Unitarian Universalist Congregation of Somerset Hills

Open minds, loving hearts, helping hands

What Makes a Unitarian Universalist?

Every Unitarian Universalist is unique. We come from diverse ethnic, racial, spiritual, economic, political backgrounds and sexual identities, and our current identities and spirituality reflect our past, our current thinking, and our hopes for the future.
We welcome you from wherever you came, whomever you are today, and whomever you look forward to being tomorrow.
We offer the following comments by way of introduction. You may learn much more by following links on our Resources page, but speaking with our members and minister, by attending services, and by taking free classes like “UU Basics” at our church. We encourage your curiosity because once, we were all new here.

Affirmation of the Unitarian Universalist Congregation of Somerset Hills, Somerville, NJ
Love is the spirit of this congregation, and service is its heart.
This is our greatest covenant:
To seek the truth in freedom;
To live together in peace:
And to help one another.

Affirmation from the Unitarian Universalist Church of Greensboro, NC:
Being a Unitarian Universalist means taking personal responsibility for your own religious life. No one will try to remake you religiously. We won’t offer you “final and absolute truths” or rigid dogma. Instead, we try to provide a stimulating and congenial atmosphere in which you may seek answers…in which you may ask new questions…in which you are free to discover the best that is in you. We reject the idea that a book or institution is superior to the conscience and intellect of a morally responsible person. We affirm that your spiritual well-being is yours to determine.

Getting Serious About Unitarian Universalism
by Scott Alexander, a UU Minister serving the Fellowship of Vero Beach, FL
Being a UU means searching for your own defining religious principles and then allowing yourself to be captured by them. Actively practicing our free religion has an inescapable quality about it. The only choice involved is whether or not to take your emerging personal truths and principles seriously enough to actually live them on a daily basis. Once you find your moral and spiritual guideposts (and these evolve over the years), you have no choice but to follow the path that your guideposts define. This faith tradition, which trusts the integrity and worth of each individual, sets you free not so that you can casually dabble in religion, but so that you can become, “intoxicated” by an authentic, personal faith you cannot help but live, serve, and cherish.
Being a UU is about much more than the opinions and beliefs you hold, it is about the way you live everyday. Our tradition has always affirmed that true religion is about deeds, not creeds. UUs are fond of saying, “Don’t tell me what you believe, show me how you live.”
The history, spirit and principles of our UU faith clearly call upon us to grow bigger, more inclusive hearts. Being a UU means daily lending yourself and your soul to the building of a gentler, more humane world—most often not in grand and glorious heroic feats like those accomplished by great human saints, but in little, everyday ways that have the power to transform our world, one caring, responsible deed at a time.
Now please don’t be intimidated!
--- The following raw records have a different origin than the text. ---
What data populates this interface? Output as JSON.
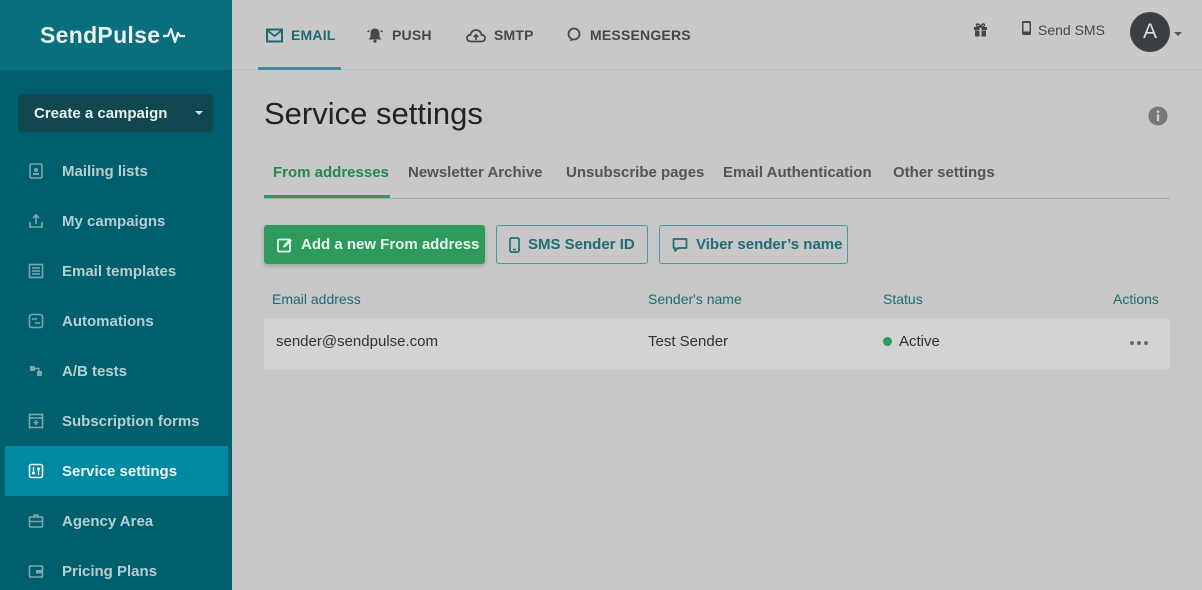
{
  "brand": {
    "name": "SendPulse"
  },
  "sidebar": {
    "create_label": "Create a campaign",
    "items": [
      {
        "label": "Mailing lists",
        "icon": "address-book-icon"
      },
      {
        "label": "My campaigns",
        "icon": "send-tray-icon"
      },
      {
        "label": "Email templates",
        "icon": "template-icon"
      },
      {
        "label": "Automations",
        "icon": "automation-icon"
      },
      {
        "label": "A/B tests",
        "icon": "ab-test-icon"
      },
      {
        "label": "Subscription forms",
        "icon": "form-icon"
      },
      {
        "label": "Service settings",
        "icon": "sliders-icon",
        "active": true
      },
      {
        "label": "Agency Area",
        "icon": "briefcase-icon"
      },
      {
        "label": "Pricing Plans",
        "icon": "wallet-icon"
      }
    ]
  },
  "topnav": {
    "tabs": [
      {
        "label": "EMAIL",
        "icon": "envelope-icon",
        "active": true
      },
      {
        "label": "PUSH",
        "icon": "bell-icon"
      },
      {
        "label": "SMTP",
        "icon": "cloud-upload-icon"
      },
      {
        "label": "MESSENGERS",
        "icon": "chat-bubble-icon"
      }
    ],
    "send_sms_label": "Send SMS",
    "avatar_initial": "A"
  },
  "page": {
    "title": "Service settings",
    "subtabs": [
      {
        "label": "From addresses",
        "active": true
      },
      {
        "label": "Newsletter Archive"
      },
      {
        "label": "Unsubscribe pages"
      },
      {
        "label": "Email Authentication"
      },
      {
        "label": "Other settings"
      }
    ],
    "buttons": {
      "add_from": "Add a new From address",
      "sms_sender": "SMS Sender ID",
      "viber_sender": "Viber sender’s name"
    },
    "table": {
      "headers": [
        "Email address",
        "Sender's name",
        "Status",
        "Actions"
      ],
      "rows": [
        {
          "email": "sender@sendpulse.com",
          "name": "Test Sender",
          "status": "Active"
        }
      ]
    }
  },
  "colors": {
    "sidebar_bg": "#005f6d",
    "active_nav": "#0089a3",
    "primary_green": "#2e9b5d",
    "accent_teal": "#1d6a77"
  }
}
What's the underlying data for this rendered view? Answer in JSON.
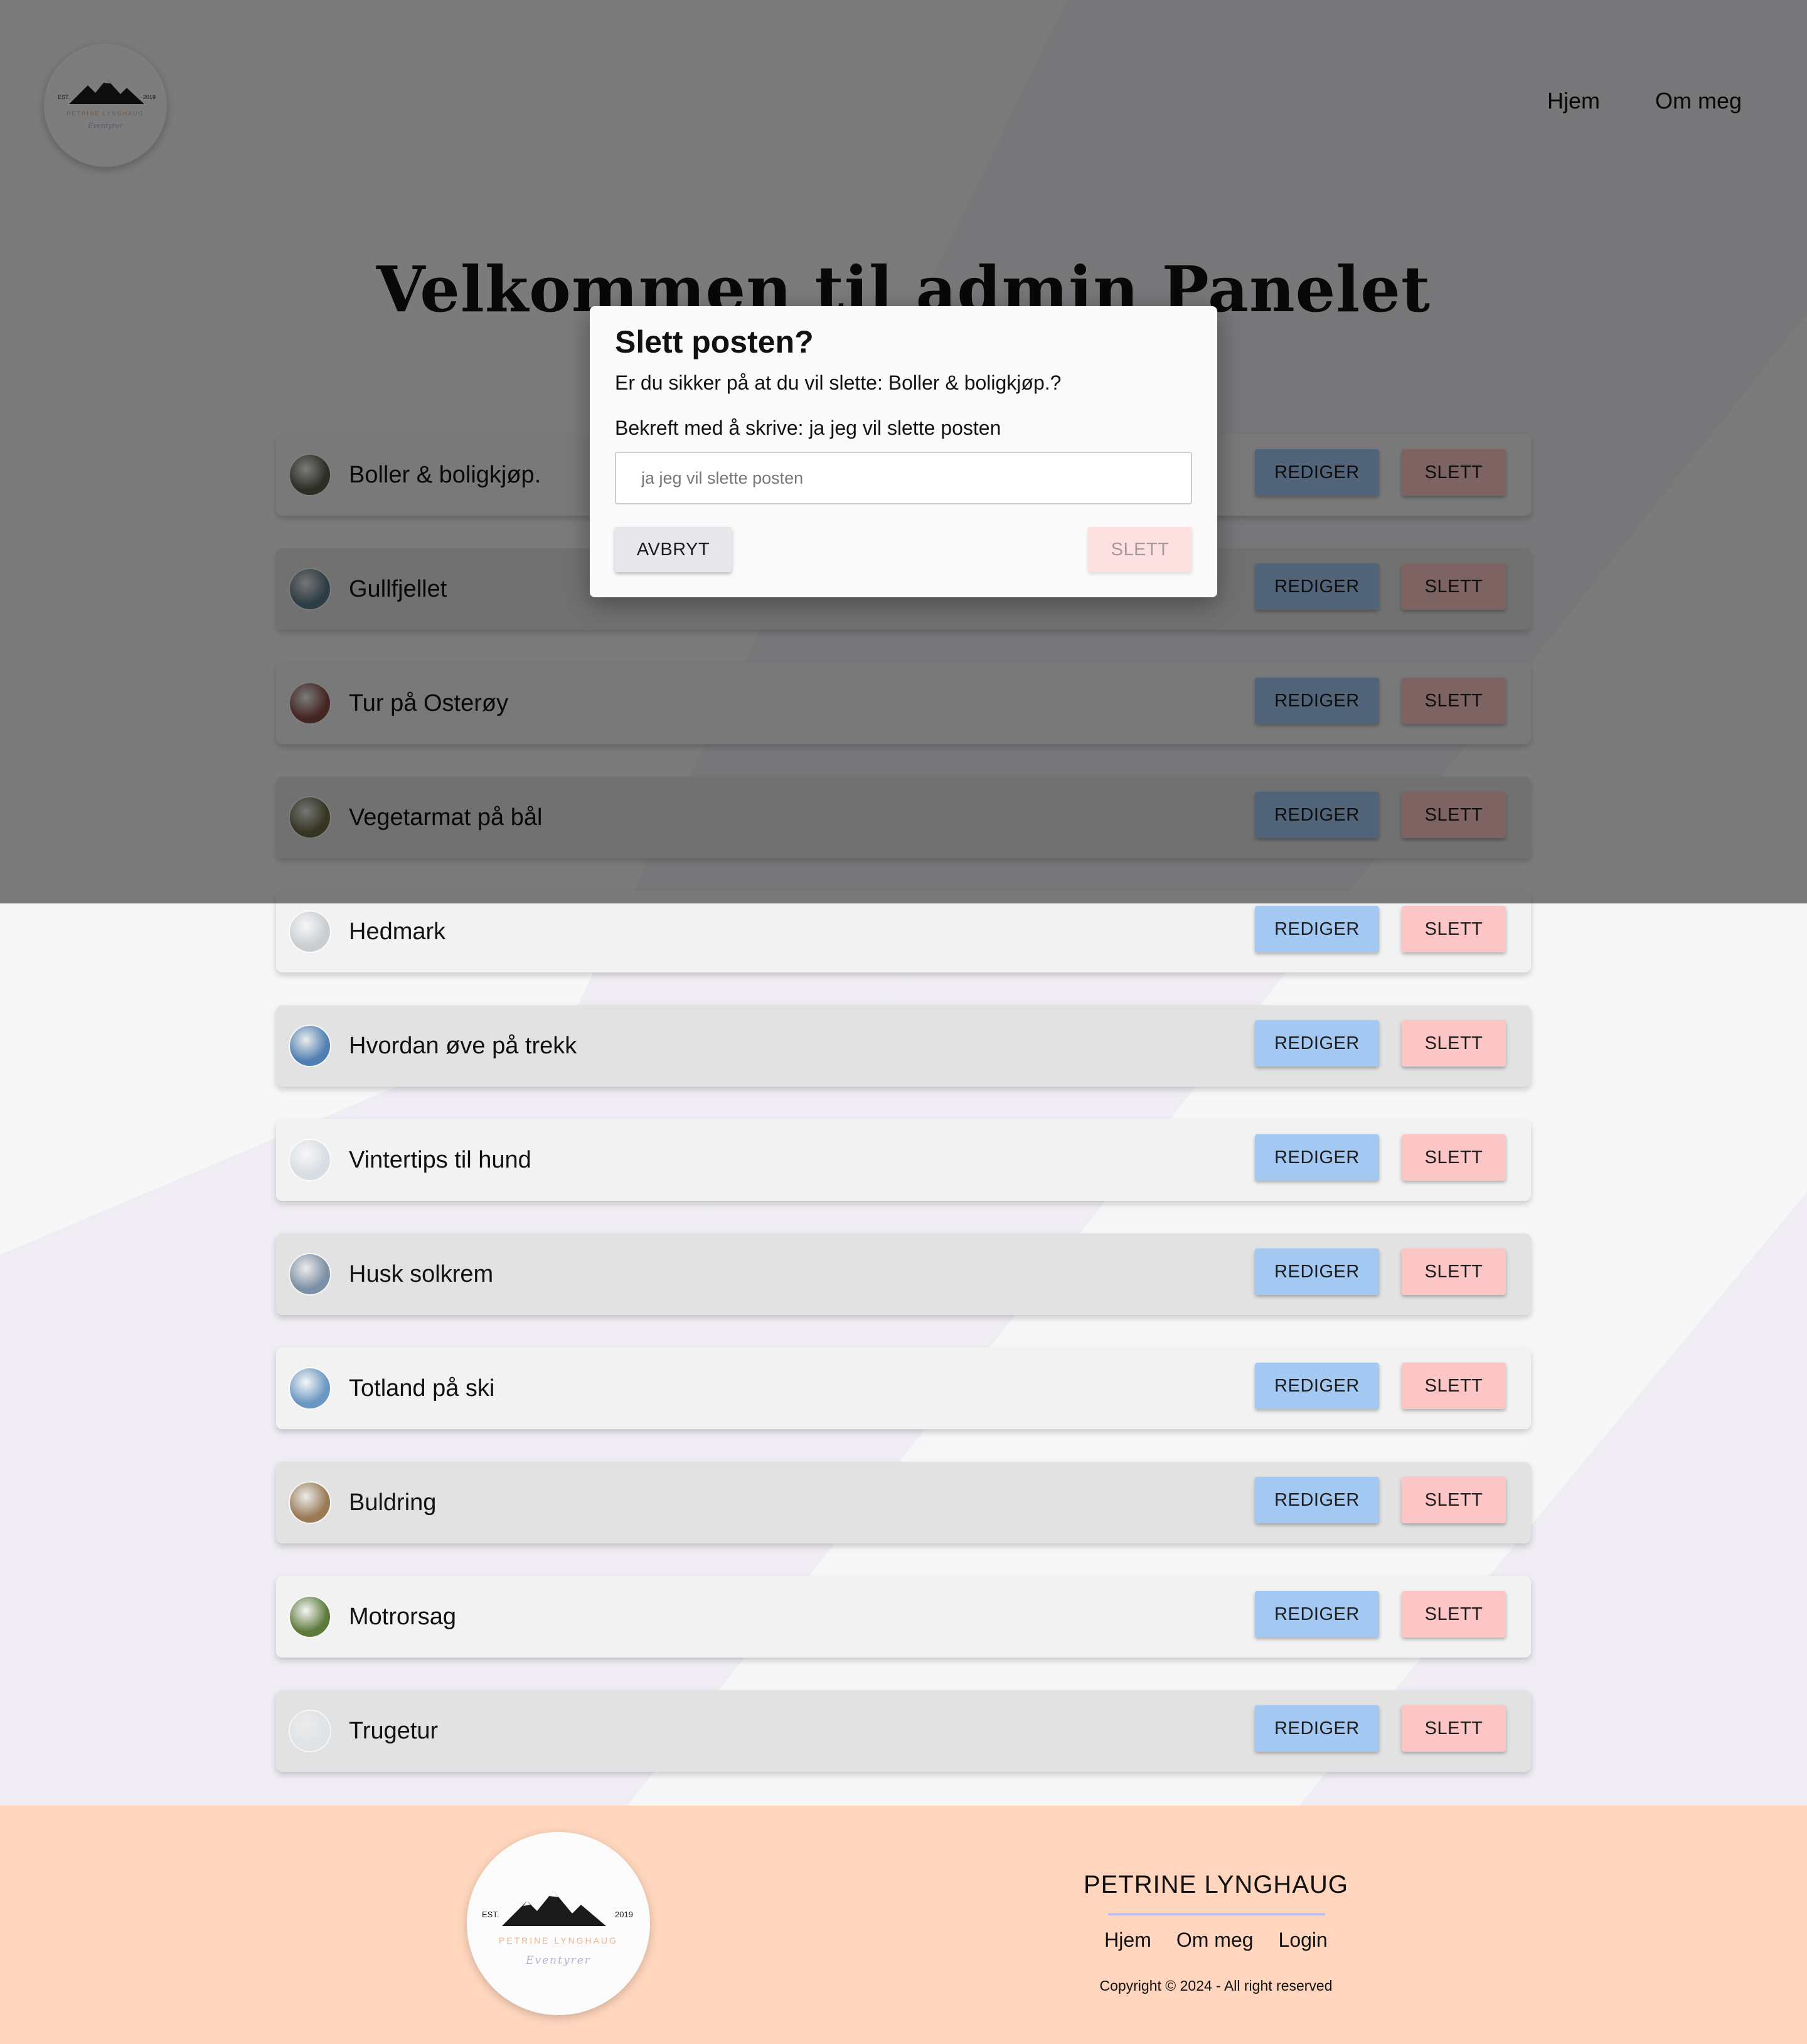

Being serious about your Unitarian Universalism means that you simply strive to make a positive, principled difference right where you live in your little cluttered corner of life, in all the everyday ways that count.